I flicked through a 200 page grammar book in a few hours to get a quick overview of things to keep in mind, and just this browsing without real studying, already helped me for my second spoken session of the day as I recognized parts of sentences and what their function was, or knew a little about how verbs worked. Some aspects of Japanese grammar, while complicated, are familiar to me from other languages (question particle like in Esperanto, different number words like in Irish, postpositions like in Hungarian etc.)
I only want to know enough grammar to allow me to get started – I don't need to study it in depth until I have more momentum as a speaker with lots of words to fill up between all that grammar. Having said that, I'll definitely put a few hours a week into grammar studying, even though my focus will be vocab learning and practice.

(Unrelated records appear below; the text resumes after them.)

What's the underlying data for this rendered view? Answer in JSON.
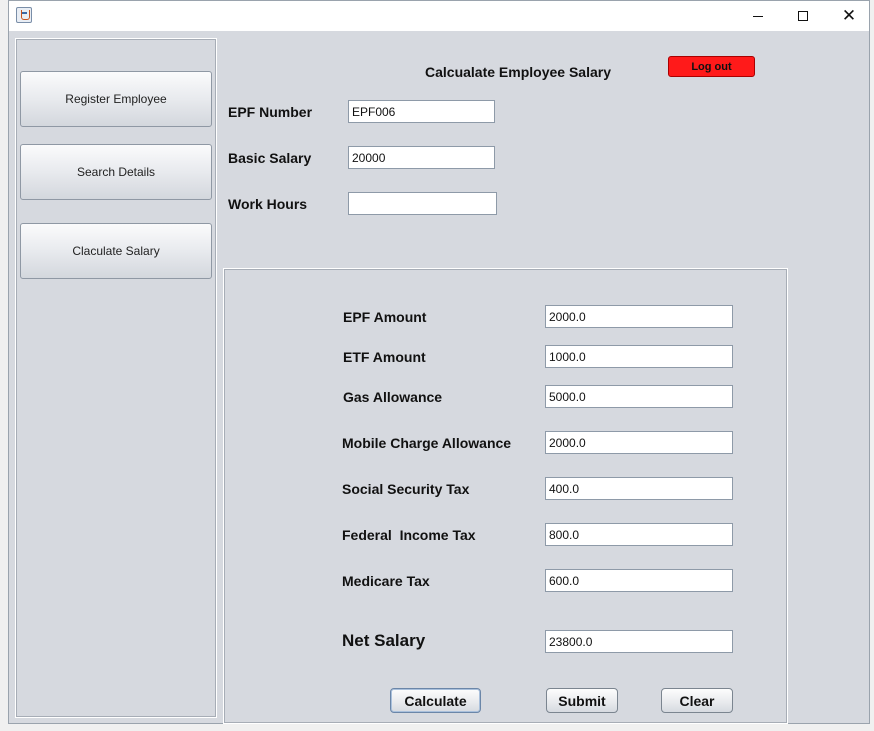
{
  "window": {
    "icon": "java-icon",
    "minimize_icon": "minimize-icon",
    "maximize_icon": "maximize-icon",
    "close_icon": "close-icon",
    "close_glyph": "✕"
  },
  "sidebar": {
    "items": [
      {
        "label": "Register Employee"
      },
      {
        "label": "Search Details"
      },
      {
        "label": "Claculate Salary"
      }
    ]
  },
  "header": {
    "title": "Calcualate Employee Salary",
    "logout_label": "Log out",
    "logout_color": "#ff1a1a"
  },
  "inputs": {
    "epf_number": {
      "label": "EPF Number",
      "value": "EPF006"
    },
    "basic_salary": {
      "label": "Basic Salary",
      "value": "20000"
    },
    "work_hours": {
      "label": "Work Hours",
      "value": ""
    }
  },
  "results": [
    {
      "label": "EPF Amount",
      "value": "2000.0"
    },
    {
      "label": "ETF Amount",
      "value": "1000.0"
    },
    {
      "label": "Gas Allowance",
      "value": "5000.0"
    },
    {
      "label": "Mobile Charge Allowance",
      "value": "2000.0"
    },
    {
      "label": "Social Security Tax",
      "value": "400.0"
    },
    {
      "label": "Federal  Income Tax",
      "value": "800.0"
    },
    {
      "label": "Medicare Tax",
      "value": "600.0"
    }
  ],
  "net_salary": {
    "label": "Net Salary",
    "value": "23800.0"
  },
  "actions": {
    "calculate": "Calculate",
    "submit": "Submit",
    "clear": "Clear"
  }
}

Another thing I've been doing this week is alternating between different teachers on italki to decide who I would learn the most with. Sometimes they use way too much English, despite me insisting on Japanese, and if they keep it up then I don't request future sessions. One or two teachers showed good initiative and themselves were insisting on Japanese only before I could mention that I'd prefer this, so I'll be sticking with them, even though (and precisely because) those are the sessions that absolutely exhaust me the most.
As such, this first week has been slower than most because I've also had to go through ten (so far) different people to see who I'd work with best. Today I did it again, and felt it wasn't a good hour spent other than knowing I wouldn't work with this particular teacher again.
I feel like I have the absolute basics of what I need to read new words they write to me, and I have enough absolute basic vocabulary to try to keep the conversation in Japanese. But I'm still at an absolute loss of what to say most of the time, and need someone patient with that or who can effectively introduce a new topic to keep the conversation flowing until I can handle filling up the time myself better.
Rather than another scripted video, I may even go as far as to record one of my basic Skype chats for next Wednesday, but I'd have to find someone willing to let me do that and don't want to ask my teachers this so soon.
I've also had time to research around Japanese some more and have found that my initial comparison to JLPT and aiming for its N2 level was not a good one.
It turns out that exam is nothing like CEFRL tests. It doesn't test your spoken skills (or even written skills) at all, and is a $20 multiple choice test, which makes it scalable, but not so relevant to individuals in too many ways. It serves its purpose and I'm sure is extremely challenging to take, and very important to many institutions in Japan but it doesn't measure language skills (I thought the person telling me there is no spoken component at all was joking at first) to a good enough level to make it ever work for me. So I'll only be interested in aiming for B2+ on the CEFRL scale, and don't care where I may be on the JLPT scale because it simply doesn't measure your ability to interact with human beings.
I'll try to find someone with academic experience with Japanese to evaluate my level informally when I'm in Japan, or I'll just upload a spontaneous unedited chat where I am being interviewed by someone, like I did with Arabic, so you have a general idea where I end up.
That's it! Let me know what you think of my first days, and of my struggling attempts to read out Kana, in the comments below! If you have any feedback at all, I welcome it, but please check that it hasn't been given already (I heard about my ‘u' issue on “desu” about 20 times the day I uploaded the Instagram video, and once or twice was more than enough 😛 )
And look out for another video next week 😀